A mass walkout by pupils in support of a schoolboy banned from class for having his head shaved for charity has prompted school bosses to do a U-turn.
Rhys Johnson, 14, was ordered to be taught in isolation for flouting the school uniform code and getting his head shaved at a Macmillan cancer charity event.
The teenager, from Milford Haven, west Wales, raised £700 with a friend last weekend when he took part in the charity's UK-wide annual coffee morning.
The Milford Haven School pupil wanted to raise cash for cancer research after his aunt was diagnosed with the potentially fatal disease.
But he went ahead with the charity event despite being warned in advance by the school not to get his head shaved.
As a result he was removed from class when he showed up at school last Monday without a hair on his head and was subsequently taught in isolation.
A walkout by up to 250 school pupils in protest at his continued separation from the rest of the school appears to have helped force a rethink.
Lucy O'Neill, the teenager's mother, said her son would be allowed back in to classes as normal from next Monday.
"I'm very proud of Rhys and I've been completely overwhelmed by the support from his friends, fellow students and parents," she told the Western Telegraph of Haverfordwest.
"I'm happy that they achieved what they wanted through the protest and it proved that they weren't prepared to back down. Most of the students have gone back into school now and we're trying to get the others to go back in."
She said that the decision regarding her son was taken after she had met senior teachers at the school.
On Monday she will meet with headteacher Rod Francis together with her son, who wants an apology from the school for the way he has been treated.
Mrs O'Neill has highlighted the different way in which her son's friend, Tesni, was treated for taking part in the charity event last Saturday.
The schoolgirl, who attends Tasker Milward VC School in Haverfordwest, was reportedly praised for her money-raising efforts for the cancer charity.
Pembrokeshire County Council said previously that policy differs from school to school regarding a uniform code, which is set by a governing body.
A council spokesman confirmed that a walkout by pupils at Milford Haven School in protest at the treatment of Rhys Johnson had taken place.
A spokesman for Milford Haven School said: "The pupil in question and his mother were informed of the consequences of breaking the uniform and appearance rules prior to doing so.
"When the rules were broken, an appropriate sanction was enforced, namely supervised study.
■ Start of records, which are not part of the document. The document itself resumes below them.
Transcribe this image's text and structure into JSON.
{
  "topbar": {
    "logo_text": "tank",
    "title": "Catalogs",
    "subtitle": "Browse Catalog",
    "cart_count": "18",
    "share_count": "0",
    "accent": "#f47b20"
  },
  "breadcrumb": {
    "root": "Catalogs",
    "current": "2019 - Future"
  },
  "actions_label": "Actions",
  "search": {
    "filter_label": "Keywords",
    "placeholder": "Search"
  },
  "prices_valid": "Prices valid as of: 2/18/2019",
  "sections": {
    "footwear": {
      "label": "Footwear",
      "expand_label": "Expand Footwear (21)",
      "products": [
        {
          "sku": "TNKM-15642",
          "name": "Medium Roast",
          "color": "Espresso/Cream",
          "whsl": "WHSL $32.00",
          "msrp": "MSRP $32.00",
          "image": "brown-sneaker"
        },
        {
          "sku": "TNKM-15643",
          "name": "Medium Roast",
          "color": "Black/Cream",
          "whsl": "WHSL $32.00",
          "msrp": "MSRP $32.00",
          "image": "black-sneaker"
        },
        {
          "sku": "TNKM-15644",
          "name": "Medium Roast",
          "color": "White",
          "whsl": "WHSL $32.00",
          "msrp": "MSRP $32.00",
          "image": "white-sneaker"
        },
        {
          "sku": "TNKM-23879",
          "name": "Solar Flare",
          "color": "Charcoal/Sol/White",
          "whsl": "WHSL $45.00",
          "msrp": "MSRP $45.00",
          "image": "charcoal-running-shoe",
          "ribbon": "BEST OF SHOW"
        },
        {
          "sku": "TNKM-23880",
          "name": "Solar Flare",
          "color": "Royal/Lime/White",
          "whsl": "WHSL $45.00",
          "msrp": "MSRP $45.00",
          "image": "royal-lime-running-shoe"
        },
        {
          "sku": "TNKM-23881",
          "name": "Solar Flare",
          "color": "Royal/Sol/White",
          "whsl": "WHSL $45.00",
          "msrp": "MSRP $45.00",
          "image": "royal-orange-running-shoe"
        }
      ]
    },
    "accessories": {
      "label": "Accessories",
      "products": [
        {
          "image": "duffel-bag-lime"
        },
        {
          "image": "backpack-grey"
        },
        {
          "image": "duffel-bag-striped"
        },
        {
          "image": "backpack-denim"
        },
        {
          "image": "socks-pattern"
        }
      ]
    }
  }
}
"This was a short-term measure which was clearly communicated and a return to the pupil's normal timetable would have been effective once he complied with the school's ruling.
"At Milford Haven School we believe it is important to maintain high standards in every aspect of school life, including uniform and appearance.
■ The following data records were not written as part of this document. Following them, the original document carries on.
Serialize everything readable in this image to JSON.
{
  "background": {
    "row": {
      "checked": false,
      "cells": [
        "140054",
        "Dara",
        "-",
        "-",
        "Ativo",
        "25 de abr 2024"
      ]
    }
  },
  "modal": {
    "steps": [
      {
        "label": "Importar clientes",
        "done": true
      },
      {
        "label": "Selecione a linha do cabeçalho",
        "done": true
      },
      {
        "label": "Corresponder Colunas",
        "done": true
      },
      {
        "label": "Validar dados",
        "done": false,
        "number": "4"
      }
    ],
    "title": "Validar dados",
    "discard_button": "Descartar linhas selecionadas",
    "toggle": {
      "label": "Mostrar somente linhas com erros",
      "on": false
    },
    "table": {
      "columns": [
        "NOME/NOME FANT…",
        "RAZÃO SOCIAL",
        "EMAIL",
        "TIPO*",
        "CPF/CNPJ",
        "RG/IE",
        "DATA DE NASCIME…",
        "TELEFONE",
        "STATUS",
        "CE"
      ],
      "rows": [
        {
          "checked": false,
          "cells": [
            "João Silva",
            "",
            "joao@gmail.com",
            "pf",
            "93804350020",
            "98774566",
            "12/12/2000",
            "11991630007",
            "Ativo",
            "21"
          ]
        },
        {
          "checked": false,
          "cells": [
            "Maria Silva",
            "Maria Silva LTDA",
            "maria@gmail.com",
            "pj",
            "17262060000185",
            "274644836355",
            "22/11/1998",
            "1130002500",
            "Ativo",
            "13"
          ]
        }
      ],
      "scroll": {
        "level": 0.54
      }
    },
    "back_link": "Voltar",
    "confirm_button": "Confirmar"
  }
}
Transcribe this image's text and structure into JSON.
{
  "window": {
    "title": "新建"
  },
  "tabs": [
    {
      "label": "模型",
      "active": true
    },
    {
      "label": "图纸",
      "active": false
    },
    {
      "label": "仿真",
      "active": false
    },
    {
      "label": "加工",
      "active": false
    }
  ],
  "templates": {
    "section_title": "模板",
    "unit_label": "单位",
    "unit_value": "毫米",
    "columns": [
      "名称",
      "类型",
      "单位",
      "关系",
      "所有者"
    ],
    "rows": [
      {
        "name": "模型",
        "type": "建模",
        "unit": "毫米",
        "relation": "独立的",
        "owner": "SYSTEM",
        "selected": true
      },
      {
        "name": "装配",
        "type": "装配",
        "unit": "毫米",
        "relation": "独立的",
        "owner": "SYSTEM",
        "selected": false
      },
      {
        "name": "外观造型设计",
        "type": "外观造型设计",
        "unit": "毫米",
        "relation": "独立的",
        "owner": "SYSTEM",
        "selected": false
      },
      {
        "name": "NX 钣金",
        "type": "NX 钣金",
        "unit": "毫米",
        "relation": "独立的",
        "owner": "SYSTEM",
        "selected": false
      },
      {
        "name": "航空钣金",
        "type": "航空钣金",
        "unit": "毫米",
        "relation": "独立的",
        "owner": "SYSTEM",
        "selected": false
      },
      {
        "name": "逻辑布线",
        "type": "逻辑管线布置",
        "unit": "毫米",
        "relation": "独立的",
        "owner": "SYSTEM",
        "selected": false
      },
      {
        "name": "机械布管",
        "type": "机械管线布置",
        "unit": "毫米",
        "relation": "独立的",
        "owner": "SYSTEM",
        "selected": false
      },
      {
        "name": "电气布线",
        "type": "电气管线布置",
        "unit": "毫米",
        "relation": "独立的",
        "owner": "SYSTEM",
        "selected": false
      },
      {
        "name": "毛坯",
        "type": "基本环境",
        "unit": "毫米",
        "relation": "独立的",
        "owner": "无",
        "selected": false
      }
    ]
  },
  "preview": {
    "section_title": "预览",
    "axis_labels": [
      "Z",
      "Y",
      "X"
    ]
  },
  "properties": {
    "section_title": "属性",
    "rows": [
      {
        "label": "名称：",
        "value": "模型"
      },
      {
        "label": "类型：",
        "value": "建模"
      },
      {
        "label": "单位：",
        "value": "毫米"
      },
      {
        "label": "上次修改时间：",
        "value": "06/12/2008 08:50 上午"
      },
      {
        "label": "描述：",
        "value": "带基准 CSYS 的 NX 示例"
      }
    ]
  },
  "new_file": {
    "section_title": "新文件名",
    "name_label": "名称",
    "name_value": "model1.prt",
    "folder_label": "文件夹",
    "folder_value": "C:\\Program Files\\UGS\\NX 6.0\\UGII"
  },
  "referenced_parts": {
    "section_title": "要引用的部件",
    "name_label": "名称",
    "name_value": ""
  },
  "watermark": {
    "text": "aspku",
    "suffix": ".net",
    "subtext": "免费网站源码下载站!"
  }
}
"The reason for such policies is that there is a clear link between maintaining high standards in school behaviour and academic achievement.
"And, to be fair to all our pupils, these rules must be consistently applied.
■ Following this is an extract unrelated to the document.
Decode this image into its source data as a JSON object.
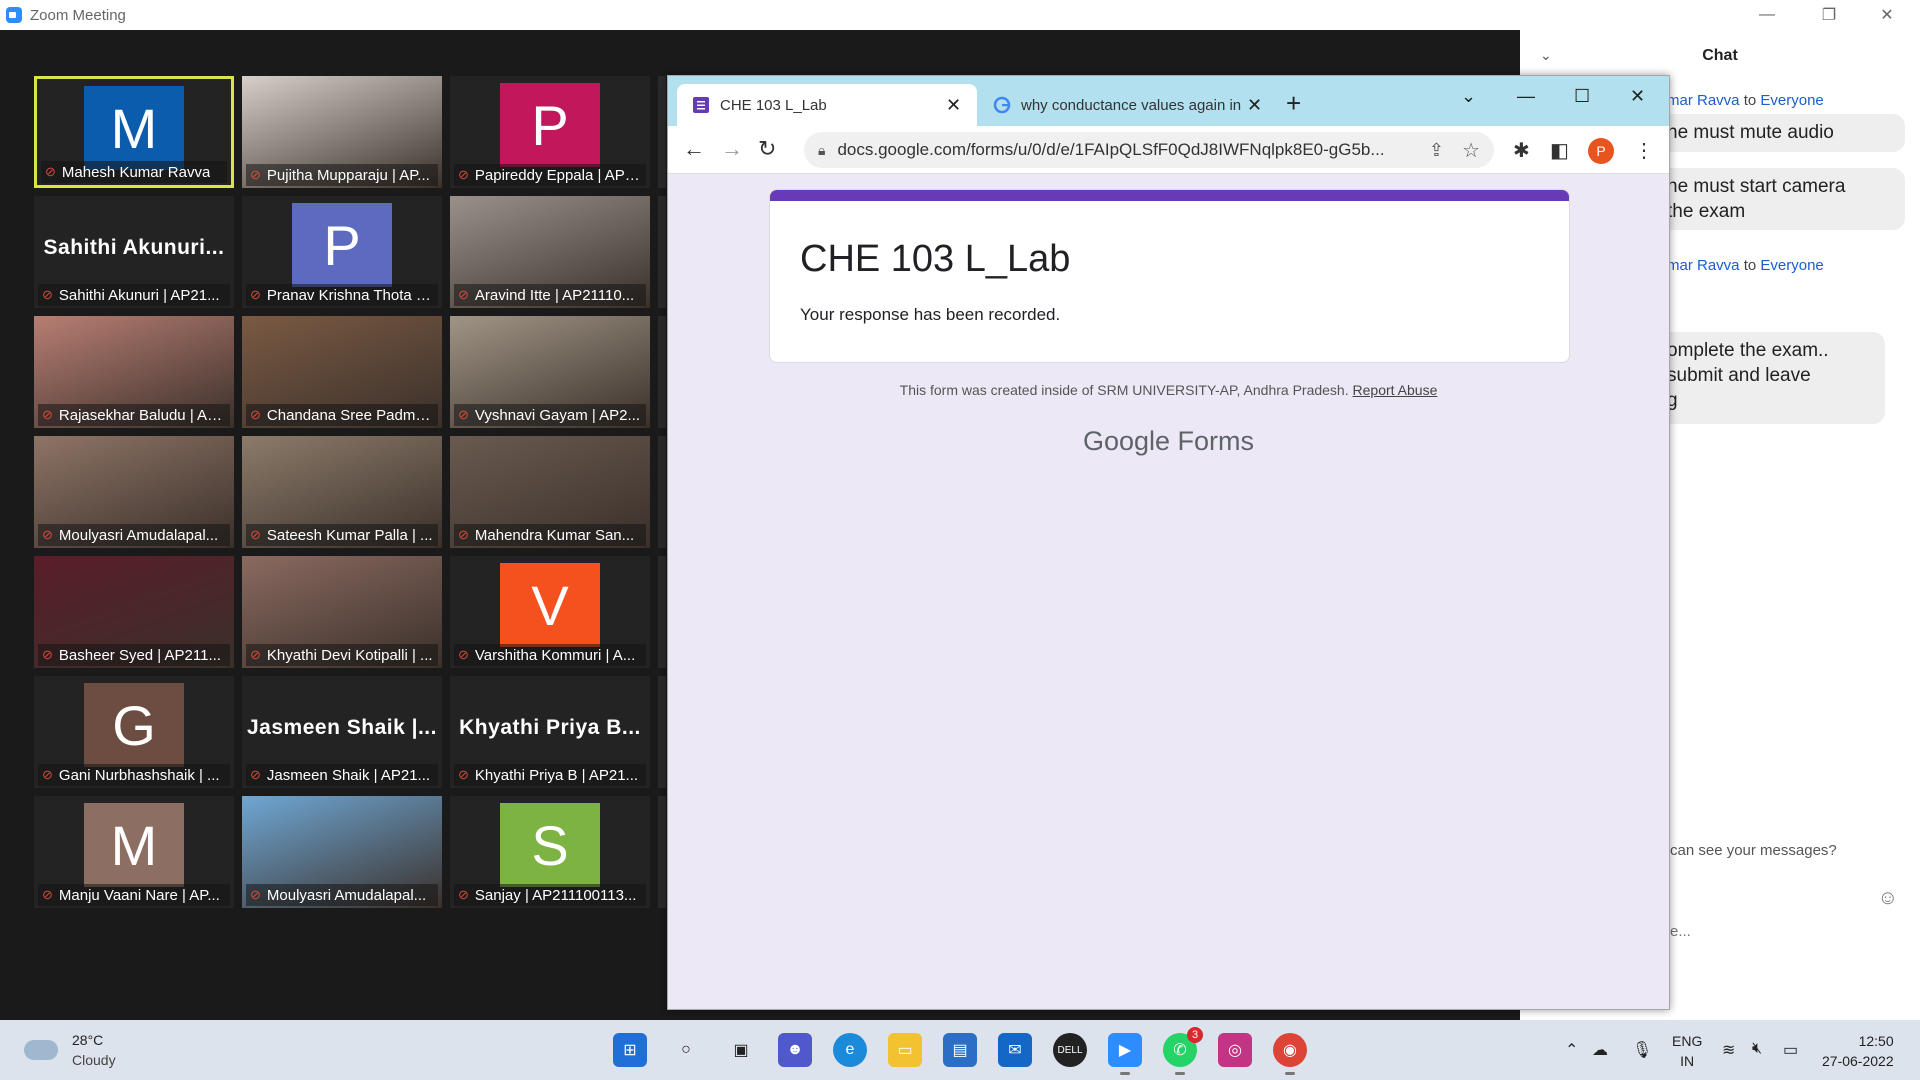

"Pupils and parents are frequently reminded of this and the vast majority are fully supportive.
"This issue has not arisen as a result of raising funds. It has arisen because of a clear breach of school rules.
"Pupils at Milford Haven School are widely praised for the work they do together in raising funds for many charities. However, this work is carried out within the boundaries of the school rules.
"While this morning's demonstration by some pupils was disappointing and ill-advised, lessons for the vast majority of pupils continued as normal."
A spokesman for Pembrokeshire County Council said: "We are confident that the vast majority of parents will support the school in its efforts to raise academic standards and implement school rules."